« AnteriorContinuar »
Special attention has been given in the above model floor plan to have
the interior arranged according to the most modern ideas.
THE MODEL RURAL SCHOOL BUILDING.
[By an Architect.]
The plan as laid out contemplates either an entirely new building, or the ordinary rectangular plan rural school building remodeled, and is designed to embody all of the latest ideas pertaining to lighting, heating and ventiiating
The system of lighting is what is known as the unilateral or one-side lighting, by which the light is brought from a number of windows located to the left of the pupil, and set as close to the ceiling as practicable. The high windows shown at the rear are not essential, as the proper amount of glass surface is contained in the bank of windows to the left.
-The heating and ventilating is accomplished in the same manner as in the niost modern gravity heating plants in larger buildings—that is, the air is brought in from the outside well above the grade line. this case it is brought through the lower window in the front gable, drops down the air shaft back of the heater, and ascends between the jacket and the heater. By means of a series of baffle plates the air is passed over the heating surface but never coming in contact with the fire, passes out above the heater and exhausts into the room, as indicated by the darts, directly toward and against the cooling surface, which is the windows on the left of the room. The upper part of the receptacle which receives this heater curves outward at the top so as to deflect the warm air into the room. As the air leaves the heater, being pure and warm it rises to the ceiling and would remain there were it not for the large ventilating flue and vent register at the bottom, which takes off the lower strata of air, allowing the pure warın air to fall equally all over the room. This entirely eliminates all currents and drafts and holds the temperature of the room the same in all parts. To absolutely insure an ascending current of air in the vent flue at all times there is an iron plate set vertically between the heat and vent flue just opposite where the smoke pipe enters. The heat from the smoke pipe heats this iron plate, which in turn heats the air in the vent flue, causing an upward current which pulls the air out of the schoolroom as above mentioned.
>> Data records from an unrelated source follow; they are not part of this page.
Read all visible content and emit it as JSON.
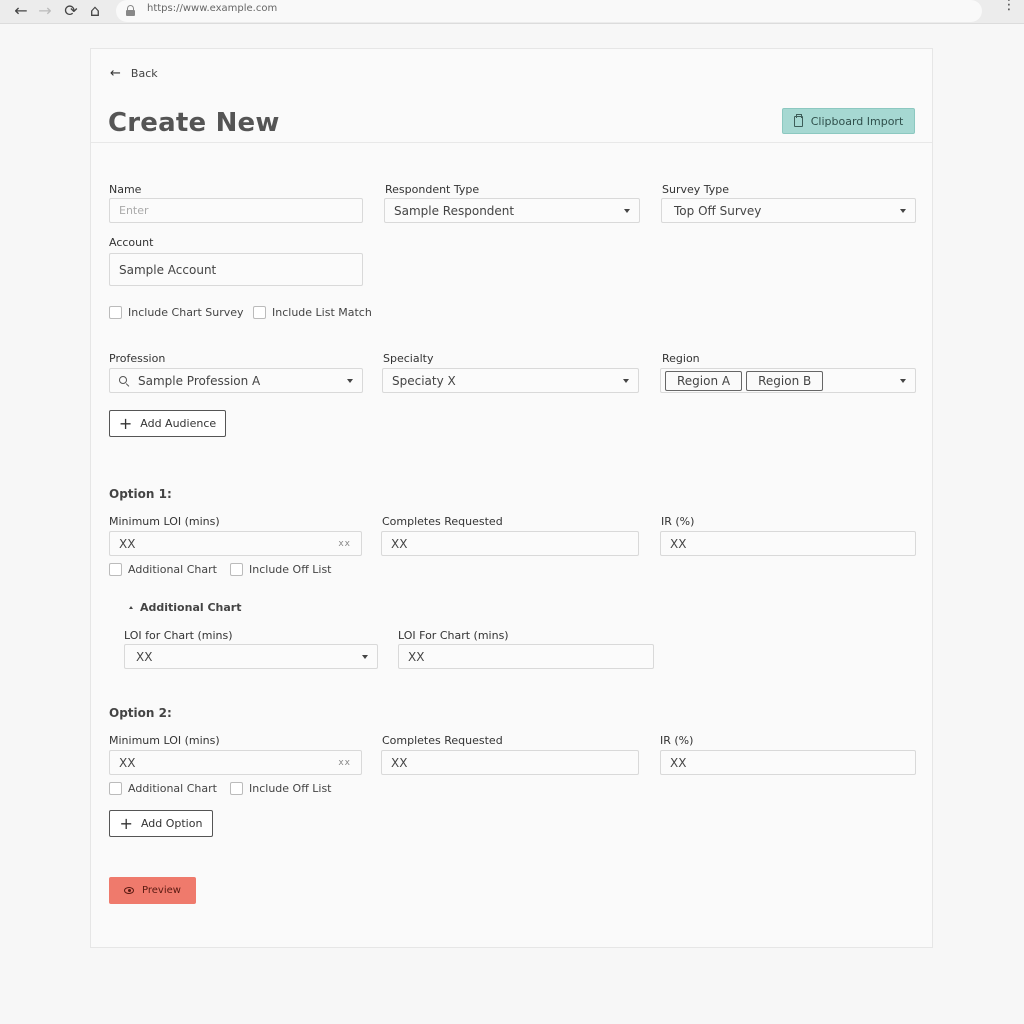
{
  "browser": {
    "url": "https://www.example.com"
  },
  "header": {
    "back_label": "Back",
    "title": "Create New",
    "clipboard_import_label": "Clipboard Import"
  },
  "form": {
    "name": {
      "label": "Name",
      "placeholder": "Enter",
      "value": ""
    },
    "respondent_type": {
      "label": "Respondent Type",
      "value": "Sample Respondent"
    },
    "survey_type": {
      "label": "Survey Type",
      "value": "Top Off Survey"
    },
    "account": {
      "label": "Account",
      "value": "Sample Account"
    },
    "include_chart_survey": {
      "label": "Include Chart Survey",
      "checked": false
    },
    "include_list_match": {
      "label": "Include List Match",
      "checked": false
    },
    "profession": {
      "label": "Profession",
      "value": "Sample Profession A"
    },
    "specialty": {
      "label": "Specialty",
      "value": "Speciaty X"
    },
    "region": {
      "label": "Region",
      "chips": [
        "Region A",
        "Region B"
      ]
    },
    "add_audience_label": "Add Audience"
  },
  "options": [
    {
      "title": "Option 1:",
      "min_loi": {
        "label": "Minimum LOI (mins)",
        "value": "XX",
        "suffix": "xx"
      },
      "completes": {
        "label": "Completes Requested",
        "value": "XX"
      },
      "ir": {
        "label": "IR (%)",
        "value": "XX"
      },
      "additional_chart": {
        "label": "Additional Chart",
        "checked": false
      },
      "include_off_list": {
        "label": "Include Off List",
        "checked": false
      },
      "additional_chart_section": {
        "title": "Additional Chart",
        "loi_chart_select": {
          "label": "LOI for Chart (mins)",
          "value": "XX"
        },
        "loi_chart_input": {
          "label": "LOI For Chart (mins)",
          "value": "XX"
        }
      }
    },
    {
      "title": "Option 2:",
      "min_loi": {
        "label": "Minimum LOI (mins)",
        "value": "XX",
        "suffix": "xx"
      },
      "completes": {
        "label": "Completes Requested",
        "value": "XX"
      },
      "ir": {
        "label": "IR (%)",
        "value": "XX"
      },
      "additional_chart": {
        "label": "Additional Chart",
        "checked": false
      },
      "include_off_list": {
        "label": "Include Off List",
        "checked": false
      }
    }
  ],
  "add_option_label": "Add Option",
  "preview_label": "Preview",
  "icons": {
    "back": "arrow-left-icon",
    "forward": "arrow-right-icon",
    "reload": "reload-icon",
    "home": "home-icon",
    "lock": "lock-icon",
    "menu": "kebab-menu-icon",
    "clipboard": "clipboard-icon",
    "search": "search-icon",
    "plus": "plus-icon",
    "eye": "eye-icon"
  },
  "colors": {
    "clipboard_button": "#a6d8d2",
    "preview_button": "#ef7a6c"
  }
}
The apparatus as described and laid out is practically fireproof, and much safer than stoves, as there is a double jacket between the fire and the woodwork at any point, and between these jackets is constantly passing a current of air. It wonld be next to impossible to build a fire intense enough to set the building on fire. While this plant includes all the desirable features of the more elaborate and more expensive plants used in larger buildings, it has the distinct advantage of not being a patented article and can be installed without the payment of any royalties whatever, at the same time being practical and economical.
The fuel room is sufficiently large to hold fuel for at least a week, it being assumeil that the janitor or person in charge can fill the same at the end of the week and do away with the dust and dirt caused by bringing in fuel from the outside many times during the day.
The work room is large and well lighted and heated directly from the school heater, and is separated from the main schoolroom by a rolling partition or sliding door, permitting the same to be thrown into the main schoolroom when desired.
The closet adjacent is designed for the use of the teacher.
The building as designed can be built of either frame or masonry, and if of frame the only masonry required would be the foundation walls and smoke and vent flues.